▶ What the task asks: What you return must match the records below exactly, down to each character.

=== Data to use ===

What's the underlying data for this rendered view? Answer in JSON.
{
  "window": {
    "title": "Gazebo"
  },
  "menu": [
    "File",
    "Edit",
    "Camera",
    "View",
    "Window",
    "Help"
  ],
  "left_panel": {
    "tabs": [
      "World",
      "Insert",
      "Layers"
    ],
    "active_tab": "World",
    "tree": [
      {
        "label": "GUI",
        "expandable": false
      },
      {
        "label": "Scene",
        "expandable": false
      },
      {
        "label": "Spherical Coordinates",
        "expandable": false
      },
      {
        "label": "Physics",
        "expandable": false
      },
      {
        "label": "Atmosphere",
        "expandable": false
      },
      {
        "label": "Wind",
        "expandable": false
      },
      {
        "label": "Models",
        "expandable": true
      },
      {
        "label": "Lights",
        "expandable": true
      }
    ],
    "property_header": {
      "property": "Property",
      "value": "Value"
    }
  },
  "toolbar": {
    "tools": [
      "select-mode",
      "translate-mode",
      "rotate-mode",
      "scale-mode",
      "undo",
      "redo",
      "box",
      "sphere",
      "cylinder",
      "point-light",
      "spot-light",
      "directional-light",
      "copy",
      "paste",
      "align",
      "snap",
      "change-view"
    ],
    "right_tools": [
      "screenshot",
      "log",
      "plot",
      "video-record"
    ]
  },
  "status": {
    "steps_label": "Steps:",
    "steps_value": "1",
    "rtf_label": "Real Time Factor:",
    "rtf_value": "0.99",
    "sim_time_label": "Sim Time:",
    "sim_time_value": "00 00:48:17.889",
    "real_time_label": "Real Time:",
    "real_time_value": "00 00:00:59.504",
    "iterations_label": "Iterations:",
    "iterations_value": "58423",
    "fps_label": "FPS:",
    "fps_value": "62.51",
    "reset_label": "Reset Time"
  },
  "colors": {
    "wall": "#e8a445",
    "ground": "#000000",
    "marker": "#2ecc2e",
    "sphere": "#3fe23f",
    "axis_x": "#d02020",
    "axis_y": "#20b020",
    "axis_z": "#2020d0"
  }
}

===

▶ Solution for this exercise:
What's the underlying data for this rendered view? Answer in JSON.
{
  "window": {
    "title": "Gazebo"
  },
  "menu": [
    "File",
    "Edit",
    "Camera",
    "View",
    "Window",
    "Help"
  ],
  "left_panel": {
    "tabs": [
      "World",
      "Insert",
      "Layers"
    ],
    "active_tab": "World",
    "tree": [
      {
        "label": "GUI",
        "expandable": false
      },
      {
        "label": "Scene",
        "expandable": false
      },
      {
        "label": "Spherical Coordinates",
        "expandable": false
      },
      {
        "label": "Physics",
        "expandable": false
      },
      {
        "label": "Atmosphere",
        "expandable": false
      },
      {
        "label": "Wind",
        "expandable": false
      },
      {
        "label": "Models",
        "expandable": true
      },
      {
        "label": "Lights",
        "expandable": true
      }
    ],
    "property_header": {
      "property": "Property",
      "value": "Value"
    }
  },
  "toolbar": {
    "tools": [
      "select-mode",
      "translate-mode",
      "rotate-mode",
      "scale-mode",
      "undo",
      "redo",
      "box",
      "sphere",
      "cylinder",
      "point-light",
      "spot-light",
      "directional-light",
      "copy",
      "paste",
      "align",
      "snap",
      "change-view"
    ],
    "right_tools": [
      "screenshot",
      "log",
      "plot",
      "video-record"
    ]
  },
  "status": {
    "steps_label": "Steps:",
    "steps_value": "1",
    "rtf_label": "Real Time Factor:",
    "rtf_value": "0.99",
    "sim_time_label": "Sim Time:",
    "sim_time_value": "00 00:48:17.889",
    "real_time_label": "Real Time:",
    "real_time_value": "00 00:00:59.504",
    "iterations_label": "Iterations:",
    "iterations_value": "58423",
    "fps_label": "FPS:",
    "fps_value": "62.51",
    "reset_label": "Reset Time"
  },
  "colors": {
    "wall": "#e8a445",
    "ground": "#000000",
    "marker": "#2ecc2e",
    "sphere": "#3fe23f",
    "axis_x": "#d02020",
    "axis_y": "#20b020",
    "axis_z": "#2020d0"
  }
}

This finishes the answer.